Although his parents were uneducated, Dovzhenko’s semi-literate grandfather encouraged him to study, leading him to become a teacher at the age of 19. He escaped military service during World War I because of a heart condition, but during the Soviet-Ukrainian War he served a year in the Red Army.In 1919 in Zhytomyr he was taken prisoner and sent to a concentration camp. In 1920 Dovzhenko joined the Borotbist party. He served as an assistant to the Ambassador in Warsaw as well as Berlin. Upon his return to USSR in 1923, he began illustrating books and drawing cartoons in Kharkiv.
Dovzhenko turned to film in 1926 when he landed in Odessa. His ambitious drive led to the production of his second-ever screenplay, Vasya the Reformer (which he also co-directed). He gained greater success with Zvenyhora in 1928 which established him as a major filmmaker of his era.

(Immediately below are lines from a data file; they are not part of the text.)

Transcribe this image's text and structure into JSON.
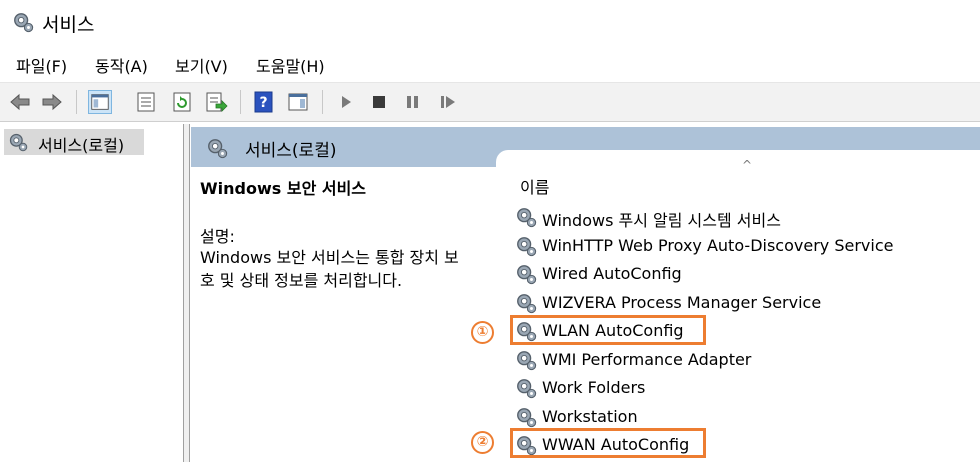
{
  "window": {
    "title": "서비스"
  },
  "menu": [
    "파일(F)",
    "동작(A)",
    "보기(V)",
    "도움말(H)"
  ],
  "toolbar_icons": [
    "back-arrow-icon",
    "forward-arrow-icon",
    "show-tree-icon",
    "properties-icon",
    "refresh-icon",
    "export-list-icon",
    "help-icon",
    "show-action-pane-icon",
    "start-service-icon",
    "stop-service-icon",
    "pause-service-icon",
    "restart-service-icon"
  ],
  "tree": {
    "item": "서비스(로컬)"
  },
  "content": {
    "header": "서비스(로컬)",
    "selected_service": "Windows 보안 서비스",
    "desc_label": "설명:",
    "desc_line1": "Windows 보안 서비스는 통합 장치 보",
    "desc_line2": "호 및 상태 정보를 처리합니다.",
    "column_name": "이름",
    "sort_indicator": "^",
    "services": [
      "Windows 푸시 알림 시스템 서비스",
      "WinHTTP Web Proxy Auto-Discovery Service",
      "Wired AutoConfig",
      "WIZVERA Process Manager Service",
      "WLAN AutoConfig",
      "WMI Performance Adapter",
      "Work Folders",
      "Workstation",
      "WWAN AutoConfig"
    ]
  },
  "annotations": [
    "①",
    "②"
  ],
  "colors": {
    "accent": "#ed7d31",
    "header_bg": "#adc2d8"
  }
}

His following “Ukraine Trilogy” (Zvenigora, Arsenal, and Earth), although underappreciated by some contemporary Soviet critics (who found some of its realism counter-revolutionary), is his most well-known work in the West. For his film Shchors, Dovzhenko was awarded the Stalin Prize (1941); eight years later, in 1949, he was awarded another Stalin Prize for his film Michurin.
After spending several years writing, co-writing and producing films at Mosfilm Studios in Moscow, he turned to writing novels. Over a 20-year career, Dovzhenko personally directed only 7 films.
He was a mentor to the young Soviet filmmakers Larisa Shepitko and Sergei Parajanov. Dovzhenko died of a heart attack on November 25, 1956 in his dacha in Peredelkino. His wife, Yulia Solntseva, continued his legacy by producing films of her own and completing projects Dovzhenko was not able to create.
The Dovzhenko Film Studios in Kiev were named after him in his honour following his death.